193 Chicago elementary schools not safe from closing
By Lauren FitzPatrick and Art Golab Staff Reporters January 19, 2013 2:30AM
Schools CEO Barbara Byrd-Bennett speaks at the City Club of Chicago lunch at Maggiano's Banquets. File photo. | Rich Hein~Sun-Times
Updated: February 21, 2013 6:44AM
It’s not quite “The List” of schools slated for closing or consolidation by June.
But for the first time this year, Chicago Public Schools officials definitively ruled out some of the schools that will be spared from closing or consolidation.
The rest at this point number nearly 200 based on three recommendations that CPS CEO Barbara Byrd-Bennett approved Friday from her handpicked panel, according to a Chicago Sun-Times analysis.
High schools are safe, so are the highest-performing — or Level 1 — elementary schools, and a few schools that are still growing grade by grade into their buildings, Byrd-Bennett said Friday.
That leaves 193 elementary schools that have not yet been spared and could be subject to drastic action, the Sun-Times has found.
The district won’t release its own preliminary list of schools that could need defending to survive drastic school actions until Feb. 13 after Byrd-Bennett figures out how to deal with three other panel recommendations. But the Sun-Times found there are 10 schools that the panel advised against closing because they have more than 600 students. They also want open 20 schools that underwent a “significant school action” in the last two years and 14 schools open that are close to being “efficient.” Thirteen more schools are both over 600 in enrollment and close to “efficient.”
Byrd-Bennett acknowledged Friday that not everyone will agree with her decisions, though she emphasized that she hasn’t made them on her own.
“I want to state very, very publicly that the work around addressing severe utilization around our schools is going to be very difficult,” she said of the system she inherited. “This is not just about closing schools for closing’s sake or consolidating schools for consolidating’s sake, this is about addressing our crisis so we can get along with the business of educating Chicago’s children.”
This year CPS decided to base closures and consolidations on how empty or full a building was, rather than a school’s academic performance. That process of replacing staffs in schools with terrible academic track records hasn’t yet begun.
Officials said first they wanted to redirect money spent to heat and repair crumbling buildings to classrooms. The district will soon face a $1 billion budget shortfall.
But that change sparked confusion and frustration in a school year that began with the chaos of a monumental teachers strike. On Friday, a new controversial school calendar was announced that will send children back to classrooms before Labor Day for the first time in over a decade. The last time the district tried a similar start date, nearly a quarter of its students failed to appear for class.
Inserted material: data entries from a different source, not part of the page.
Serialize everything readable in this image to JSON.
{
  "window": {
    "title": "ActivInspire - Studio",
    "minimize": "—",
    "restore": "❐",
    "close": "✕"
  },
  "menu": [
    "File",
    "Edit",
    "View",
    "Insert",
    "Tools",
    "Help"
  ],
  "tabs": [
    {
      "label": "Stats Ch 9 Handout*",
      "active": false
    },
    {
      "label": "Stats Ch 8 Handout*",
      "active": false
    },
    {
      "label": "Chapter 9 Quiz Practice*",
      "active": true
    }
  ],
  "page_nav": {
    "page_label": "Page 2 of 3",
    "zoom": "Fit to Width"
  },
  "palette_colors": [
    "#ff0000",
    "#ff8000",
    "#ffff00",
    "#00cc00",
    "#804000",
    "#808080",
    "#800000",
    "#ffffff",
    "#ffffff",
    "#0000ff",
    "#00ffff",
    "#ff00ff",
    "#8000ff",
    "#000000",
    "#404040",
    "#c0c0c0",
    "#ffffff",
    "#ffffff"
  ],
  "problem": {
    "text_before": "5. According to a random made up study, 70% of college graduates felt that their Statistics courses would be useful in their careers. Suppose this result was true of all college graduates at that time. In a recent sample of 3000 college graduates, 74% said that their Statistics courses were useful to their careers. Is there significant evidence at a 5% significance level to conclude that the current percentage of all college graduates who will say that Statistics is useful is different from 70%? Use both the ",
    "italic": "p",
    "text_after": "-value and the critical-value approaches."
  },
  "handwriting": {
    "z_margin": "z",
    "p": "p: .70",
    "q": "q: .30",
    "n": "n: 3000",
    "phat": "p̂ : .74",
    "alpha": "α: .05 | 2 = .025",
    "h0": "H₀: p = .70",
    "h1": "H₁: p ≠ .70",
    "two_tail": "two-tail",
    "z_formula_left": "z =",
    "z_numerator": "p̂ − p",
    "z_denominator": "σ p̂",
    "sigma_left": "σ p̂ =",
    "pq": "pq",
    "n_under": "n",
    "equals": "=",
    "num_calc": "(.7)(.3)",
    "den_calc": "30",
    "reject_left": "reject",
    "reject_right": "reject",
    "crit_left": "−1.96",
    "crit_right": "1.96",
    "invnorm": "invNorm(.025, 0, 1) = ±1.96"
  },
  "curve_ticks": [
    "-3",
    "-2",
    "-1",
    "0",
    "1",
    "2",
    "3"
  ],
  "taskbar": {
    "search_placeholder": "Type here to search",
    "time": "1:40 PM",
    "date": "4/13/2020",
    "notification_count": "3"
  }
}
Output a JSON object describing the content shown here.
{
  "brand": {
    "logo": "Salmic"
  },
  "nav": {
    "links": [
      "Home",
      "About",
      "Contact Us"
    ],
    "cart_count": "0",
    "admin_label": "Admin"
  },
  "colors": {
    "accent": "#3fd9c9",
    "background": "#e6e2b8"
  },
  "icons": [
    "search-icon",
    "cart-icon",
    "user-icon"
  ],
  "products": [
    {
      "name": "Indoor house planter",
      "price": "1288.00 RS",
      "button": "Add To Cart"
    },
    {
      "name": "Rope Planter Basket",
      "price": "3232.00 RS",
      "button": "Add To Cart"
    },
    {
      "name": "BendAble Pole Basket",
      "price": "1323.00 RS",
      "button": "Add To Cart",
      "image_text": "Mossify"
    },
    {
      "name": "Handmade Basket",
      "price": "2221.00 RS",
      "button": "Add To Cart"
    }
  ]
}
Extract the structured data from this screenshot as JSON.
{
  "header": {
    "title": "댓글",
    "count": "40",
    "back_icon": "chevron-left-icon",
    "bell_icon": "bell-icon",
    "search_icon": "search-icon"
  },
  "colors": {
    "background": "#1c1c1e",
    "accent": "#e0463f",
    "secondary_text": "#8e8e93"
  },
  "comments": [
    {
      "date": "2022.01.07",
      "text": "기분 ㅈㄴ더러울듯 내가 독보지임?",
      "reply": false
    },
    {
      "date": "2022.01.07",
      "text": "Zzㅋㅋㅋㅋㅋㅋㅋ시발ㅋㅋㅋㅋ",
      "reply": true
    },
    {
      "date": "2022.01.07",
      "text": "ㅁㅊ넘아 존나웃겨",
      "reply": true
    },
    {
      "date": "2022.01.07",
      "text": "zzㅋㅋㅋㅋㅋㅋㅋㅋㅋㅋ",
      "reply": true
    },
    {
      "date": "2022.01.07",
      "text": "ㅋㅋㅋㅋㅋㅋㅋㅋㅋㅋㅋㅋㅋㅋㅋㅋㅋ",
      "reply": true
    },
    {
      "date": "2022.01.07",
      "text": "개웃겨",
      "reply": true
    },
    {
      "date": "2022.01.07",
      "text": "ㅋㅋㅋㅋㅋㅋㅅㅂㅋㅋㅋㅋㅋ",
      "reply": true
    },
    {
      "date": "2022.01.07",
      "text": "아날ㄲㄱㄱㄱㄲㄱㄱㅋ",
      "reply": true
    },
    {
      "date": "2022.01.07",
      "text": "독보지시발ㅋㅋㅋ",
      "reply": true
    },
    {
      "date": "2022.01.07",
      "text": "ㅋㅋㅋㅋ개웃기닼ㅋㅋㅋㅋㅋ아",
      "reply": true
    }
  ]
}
“This year it’s a budget crisis, next year it’s performance. And it’s OK to implement failed education policy because you’re doing it to black kids and brown kids,” said Jitu Brown, from the Kenwood Oakland Community Organization.
And though the highest performing schools won’t cease to exist, they could be subject to change. The Level 1 schools with low enrollment likely will welcome children from schools that close nearby, Byrd-Bennett said.
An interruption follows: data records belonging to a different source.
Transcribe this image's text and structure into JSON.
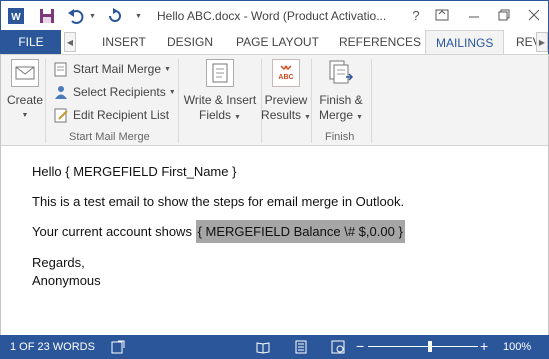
{
  "window": {
    "title": "Hello ABC.docx - Word (Product Activatio...",
    "help_label": "?"
  },
  "tabs": {
    "file": "FILE",
    "items": [
      "INSERT",
      "DESIGN",
      "PAGE LAYOUT",
      "REFERENCES",
      "MAILINGS",
      "REV"
    ],
    "active": "MAILINGS"
  },
  "ribbon": {
    "create": {
      "line1": "Create"
    },
    "start_mail_merge": "Start Mail Merge",
    "select_recipients": "Select Recipients",
    "edit_recipient_list": "Edit Recipient List",
    "group_start": "Start Mail Merge",
    "write_insert": {
      "line1": "Write & Insert",
      "line2": "Fields"
    },
    "preview": {
      "line1": "Preview",
      "line2": "Results",
      "icon_text": "ABC"
    },
    "finish": {
      "line1": "Finish &",
      "line2": "Merge"
    },
    "group_finish": "Finish"
  },
  "document": {
    "line1": "Hello { MERGEFIELD First_Name }",
    "line2": "This is a test email to show the steps for email merge in Outlook.",
    "line3_prefix": "Your current account shows ",
    "line3_field": "{ MERGEFIELD Balance  \\# $,0.00 }",
    "line4": "Regards,",
    "line5": "Anonymous"
  },
  "status": {
    "page_words": "1 OF 23 WORDS",
    "zoom": "100%",
    "zoom_fraction": 0.56
  },
  "colors": {
    "accent": "#2b579a",
    "field_shade": "#a6a6a6"
  }
}
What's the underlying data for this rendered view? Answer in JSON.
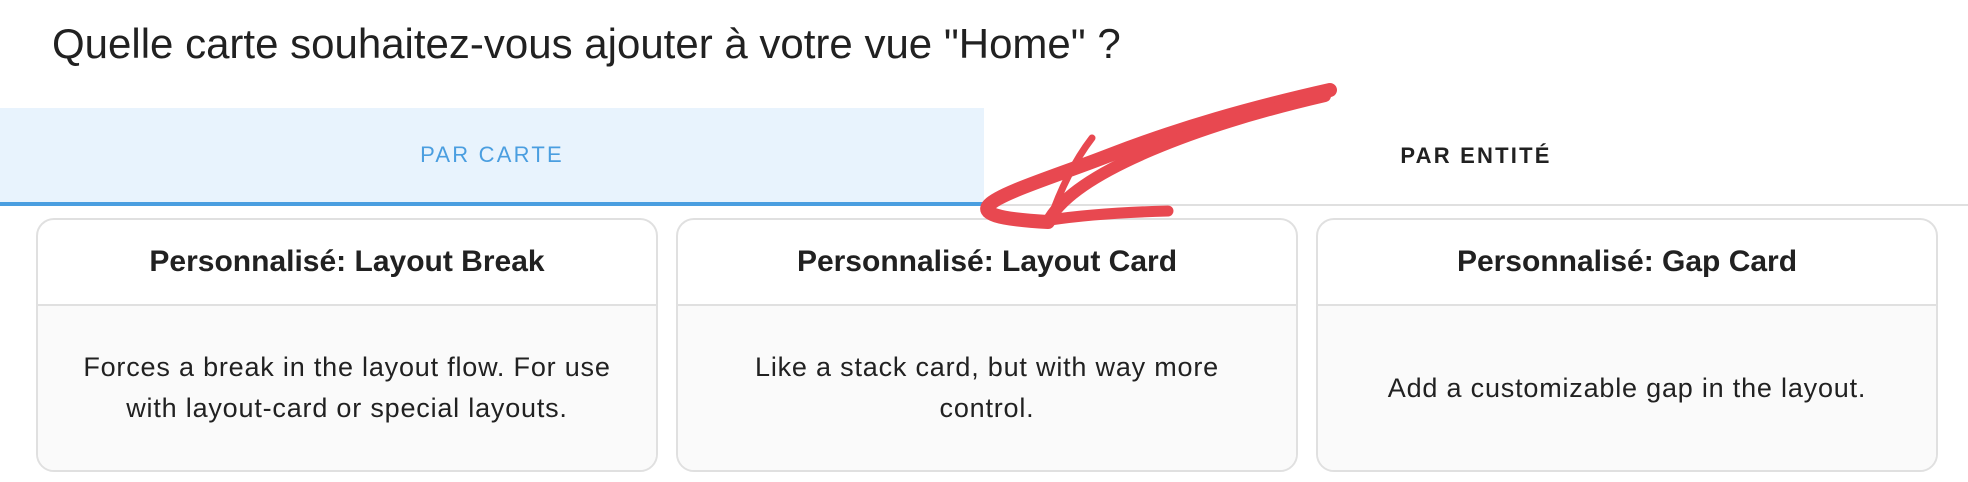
{
  "dialog": {
    "title": "Quelle carte souhaitez-vous ajouter à votre vue \"Home\" ?"
  },
  "tabs": [
    {
      "label": "PAR CARTE",
      "active": true
    },
    {
      "label": "PAR ENTITÉ",
      "active": false
    }
  ],
  "cards": [
    {
      "title": "Personnalisé: Layout Break",
      "description": "Forces a break in the layout flow. For use with layout-card or special layouts."
    },
    {
      "title": "Personnalisé: Layout Card",
      "description": "Like a stack card, but with way more control."
    },
    {
      "title": "Personnalisé: Gap Card",
      "description": "Add a customizable gap in the layout."
    }
  ],
  "colors": {
    "accent": "#4a9ee0",
    "active_tab_bg": "#e8f3fd",
    "annotation_arrow": "#e84850"
  },
  "annotation": {
    "icon": "red-arrow-icon"
  }
}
Brown fears that introducing too many new children at once could destabilize good neighborhood schools as happened a few years ago when Beethoven Elementary took in the students displaced from the closing of nearby Farren Elementary.
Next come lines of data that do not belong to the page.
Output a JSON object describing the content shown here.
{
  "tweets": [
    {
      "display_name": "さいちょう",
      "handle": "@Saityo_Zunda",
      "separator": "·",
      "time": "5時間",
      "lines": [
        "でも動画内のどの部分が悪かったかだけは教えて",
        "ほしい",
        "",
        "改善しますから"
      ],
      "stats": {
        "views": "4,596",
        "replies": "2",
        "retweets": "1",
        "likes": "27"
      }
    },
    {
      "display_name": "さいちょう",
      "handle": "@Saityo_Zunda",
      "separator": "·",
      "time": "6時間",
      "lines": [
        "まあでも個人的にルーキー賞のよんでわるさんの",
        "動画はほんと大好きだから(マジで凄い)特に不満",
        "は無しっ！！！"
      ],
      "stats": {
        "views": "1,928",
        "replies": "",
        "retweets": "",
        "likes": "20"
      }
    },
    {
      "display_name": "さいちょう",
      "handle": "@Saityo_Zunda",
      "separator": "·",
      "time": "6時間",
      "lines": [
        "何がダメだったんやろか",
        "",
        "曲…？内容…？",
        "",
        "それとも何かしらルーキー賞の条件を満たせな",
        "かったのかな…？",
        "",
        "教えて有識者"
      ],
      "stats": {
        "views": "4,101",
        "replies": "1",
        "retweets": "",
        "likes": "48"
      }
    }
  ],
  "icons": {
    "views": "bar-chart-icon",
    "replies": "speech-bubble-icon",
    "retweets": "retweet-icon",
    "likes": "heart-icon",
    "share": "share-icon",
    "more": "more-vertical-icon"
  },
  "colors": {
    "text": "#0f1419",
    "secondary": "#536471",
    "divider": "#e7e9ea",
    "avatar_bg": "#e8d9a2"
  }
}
Beethoven, once home to a “dynamic principal,” decent test scores and lots of wraparound services, is now on CPS probation, in the district’s worst performing category.
“That is classic sabotage,” Brown said.
Its enrollment also is low, about 389 in a building CPS says could hold 900.
Chopin Elementary, home to 267 kids in a building CPS says is supposed to hold 720, will be saved by its high test scores. That’s bittersweet for Beverly Allebach, who teaches language arts and social studies to seventh- and eighth-graders at the small Humboldt Park grade school.
Chopin lost a 14-year-old graduate last week — a boy Allebach taught for two years who was fatally shot a few blocks from the school. The school community mourned with his family.
“That’s what a small school can do, and that’s how we feel about our students,” she said. “We know our students. Our students know us.”
She’s still concerned that other neighborhood schools will close, though hers will be spared.
“When you take them away from their schools, you take them away from adults that they trust.”
“I’m glad of course that our school’s not going be closed.”